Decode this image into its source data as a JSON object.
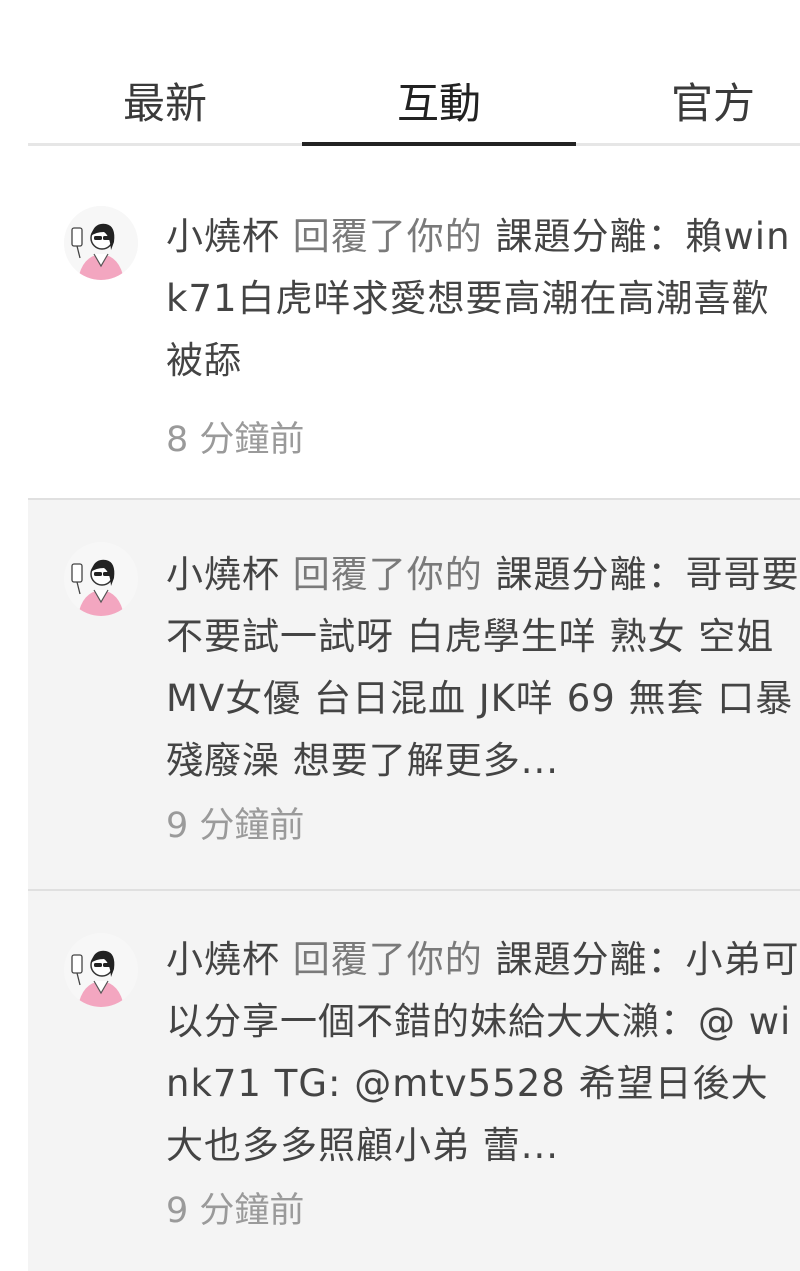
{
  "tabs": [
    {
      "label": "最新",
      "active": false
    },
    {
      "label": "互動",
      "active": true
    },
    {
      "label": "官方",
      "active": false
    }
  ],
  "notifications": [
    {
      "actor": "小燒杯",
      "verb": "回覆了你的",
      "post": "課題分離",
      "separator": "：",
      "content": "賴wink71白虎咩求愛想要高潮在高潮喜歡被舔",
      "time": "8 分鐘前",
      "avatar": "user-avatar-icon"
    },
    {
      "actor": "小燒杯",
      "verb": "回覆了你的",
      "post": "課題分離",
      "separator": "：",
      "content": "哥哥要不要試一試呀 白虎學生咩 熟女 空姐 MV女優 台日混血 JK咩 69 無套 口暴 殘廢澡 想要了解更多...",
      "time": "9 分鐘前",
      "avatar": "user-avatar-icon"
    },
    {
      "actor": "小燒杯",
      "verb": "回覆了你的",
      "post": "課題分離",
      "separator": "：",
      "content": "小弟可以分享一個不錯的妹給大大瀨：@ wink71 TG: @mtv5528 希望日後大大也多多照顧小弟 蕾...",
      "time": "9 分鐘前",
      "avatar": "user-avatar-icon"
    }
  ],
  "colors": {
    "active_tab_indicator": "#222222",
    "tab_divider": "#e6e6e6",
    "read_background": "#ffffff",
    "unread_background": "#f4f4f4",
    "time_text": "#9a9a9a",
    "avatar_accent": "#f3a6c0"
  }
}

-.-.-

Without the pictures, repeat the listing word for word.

Decode this image into its source data as a JSON object.
{
  "tabs": [
    {
      "label": "最新",
      "active": false
    },
    {
      "label": "互動",
      "active": true
    },
    {
      "label": "官方",
      "active": false
    }
  ],
  "notifications": [
    {
      "actor": "小燒杯",
      "verb": "回覆了你的",
      "post": "課題分離",
      "separator": "：",
      "content": "賴wink71白虎咩求愛想要高潮在高潮喜歡被舔",
      "time": "8 分鐘前",
      "avatar": "user-avatar-icon"
    },
    {
      "actor": "小燒杯",
      "verb": "回覆了你的",
      "post": "課題分離",
      "separator": "：",
      "content": "哥哥要不要試一試呀 白虎學生咩 熟女 空姐 MV女優 台日混血 JK咩 69 無套 口暴 殘廢澡 想要了解更多...",
      "time": "9 分鐘前",
      "avatar": "user-avatar-icon"
    },
    {
      "actor": "小燒杯",
      "verb": "回覆了你的",
      "post": "課題分離",
      "separator": "：",
      "content": "小弟可以分享一個不錯的妹給大大瀨：@ wink71 TG: @mtv5528 希望日後大大也多多照顧小弟 蕾...",
      "time": "9 分鐘前",
      "avatar": "user-avatar-icon"
    }
  ],
  "colors": {
    "active_tab_indicator": "#222222",
    "tab_divider": "#e6e6e6",
    "read_background": "#ffffff",
    "unread_background": "#f4f4f4",
    "time_text": "#9a9a9a",
    "avatar_accent": "#f3a6c0"
  }
}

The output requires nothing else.